## Exercise aim
Keep every line in which "your" occurs and drop the rest of the data.

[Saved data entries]
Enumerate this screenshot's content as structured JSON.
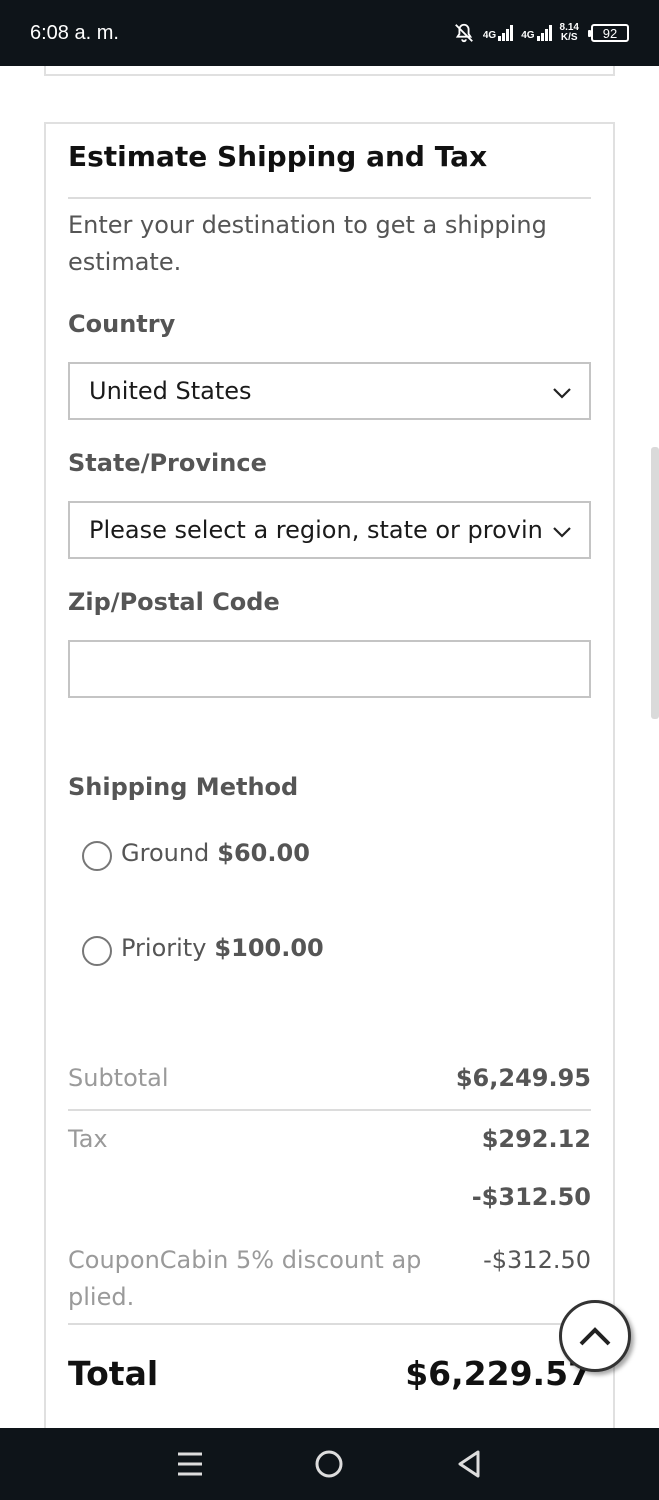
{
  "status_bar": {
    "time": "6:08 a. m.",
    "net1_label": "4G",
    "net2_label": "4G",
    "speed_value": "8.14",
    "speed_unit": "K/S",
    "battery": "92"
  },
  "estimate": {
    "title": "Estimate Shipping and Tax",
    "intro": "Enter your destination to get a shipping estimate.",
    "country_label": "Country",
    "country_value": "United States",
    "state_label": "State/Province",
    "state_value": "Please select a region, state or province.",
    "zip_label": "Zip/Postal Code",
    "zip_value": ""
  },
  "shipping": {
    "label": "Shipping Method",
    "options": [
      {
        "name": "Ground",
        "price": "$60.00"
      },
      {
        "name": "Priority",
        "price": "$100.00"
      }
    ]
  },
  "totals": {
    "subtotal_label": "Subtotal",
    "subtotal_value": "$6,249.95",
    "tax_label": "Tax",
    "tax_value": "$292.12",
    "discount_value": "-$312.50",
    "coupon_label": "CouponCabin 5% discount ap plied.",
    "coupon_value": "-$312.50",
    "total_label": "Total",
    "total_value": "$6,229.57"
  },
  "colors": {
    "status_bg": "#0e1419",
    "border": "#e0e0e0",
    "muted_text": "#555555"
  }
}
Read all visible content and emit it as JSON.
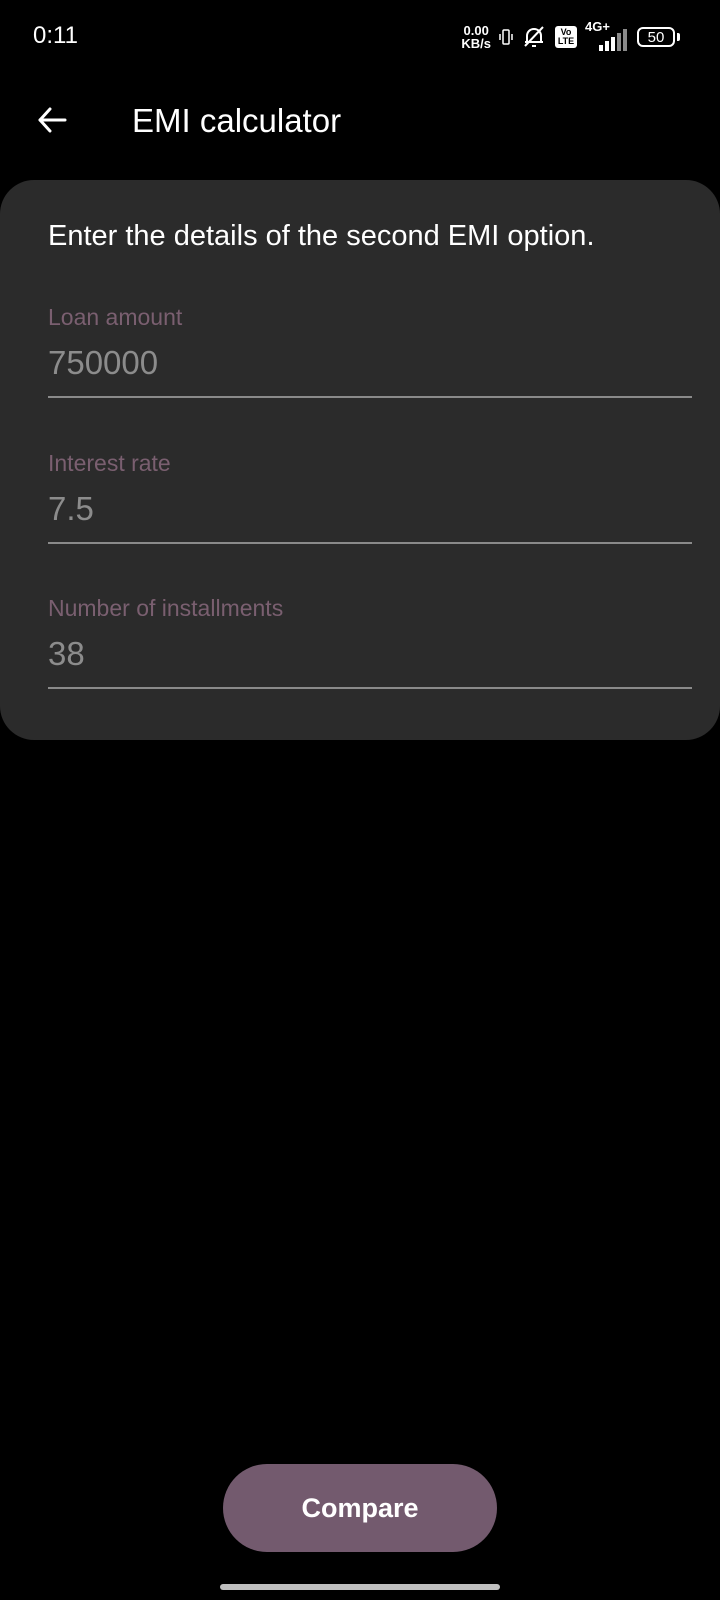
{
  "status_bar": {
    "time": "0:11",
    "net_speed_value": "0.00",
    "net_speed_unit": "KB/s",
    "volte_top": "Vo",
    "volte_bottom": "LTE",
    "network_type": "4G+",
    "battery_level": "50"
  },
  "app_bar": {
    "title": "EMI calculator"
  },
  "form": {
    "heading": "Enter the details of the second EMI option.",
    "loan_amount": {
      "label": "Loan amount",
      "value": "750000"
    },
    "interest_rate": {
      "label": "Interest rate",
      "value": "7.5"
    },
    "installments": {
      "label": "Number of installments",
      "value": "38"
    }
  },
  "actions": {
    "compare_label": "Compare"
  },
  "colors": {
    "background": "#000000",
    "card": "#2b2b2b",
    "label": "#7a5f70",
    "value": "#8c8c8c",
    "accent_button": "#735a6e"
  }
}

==

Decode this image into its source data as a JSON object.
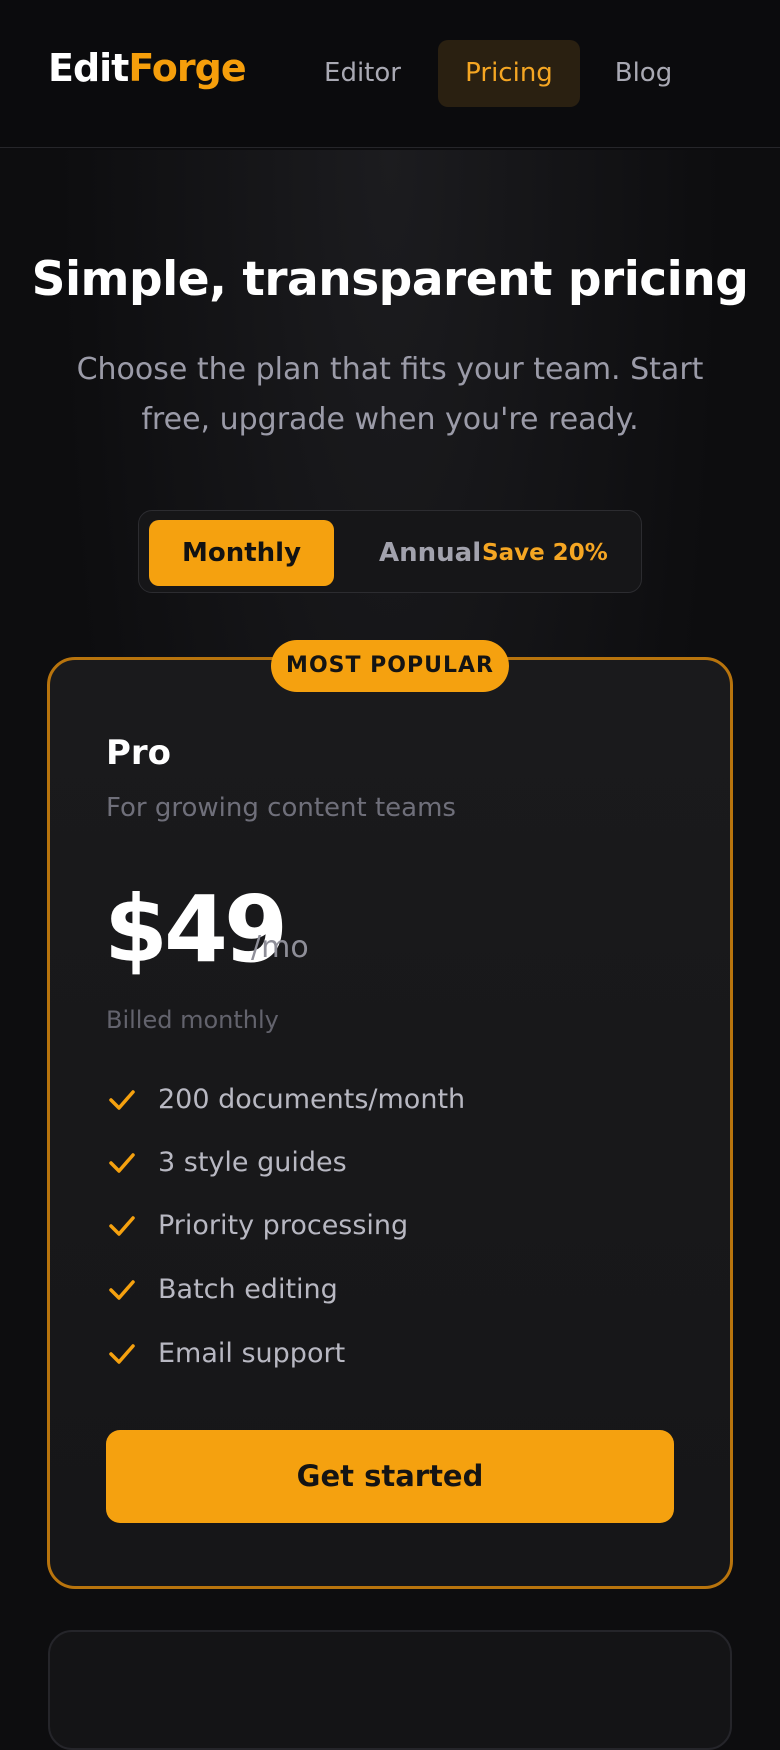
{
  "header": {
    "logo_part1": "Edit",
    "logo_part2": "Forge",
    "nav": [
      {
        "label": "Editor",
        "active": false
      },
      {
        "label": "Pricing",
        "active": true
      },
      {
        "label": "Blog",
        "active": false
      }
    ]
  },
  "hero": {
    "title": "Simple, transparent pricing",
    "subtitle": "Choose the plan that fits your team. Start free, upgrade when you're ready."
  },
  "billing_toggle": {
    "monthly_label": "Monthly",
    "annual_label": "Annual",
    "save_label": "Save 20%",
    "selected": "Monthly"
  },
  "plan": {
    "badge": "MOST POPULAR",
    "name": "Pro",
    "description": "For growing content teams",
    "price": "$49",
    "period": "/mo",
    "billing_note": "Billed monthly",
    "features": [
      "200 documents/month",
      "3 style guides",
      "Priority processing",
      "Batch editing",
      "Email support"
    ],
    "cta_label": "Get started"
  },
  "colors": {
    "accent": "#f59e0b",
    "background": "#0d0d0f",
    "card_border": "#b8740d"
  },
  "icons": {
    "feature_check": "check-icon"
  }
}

## Result for this task
    "intro": "Enter your destination to get a shipping estimate.",
    "subtitle": "Choose the plan that fits your team. Start free, upgrade when you're ready."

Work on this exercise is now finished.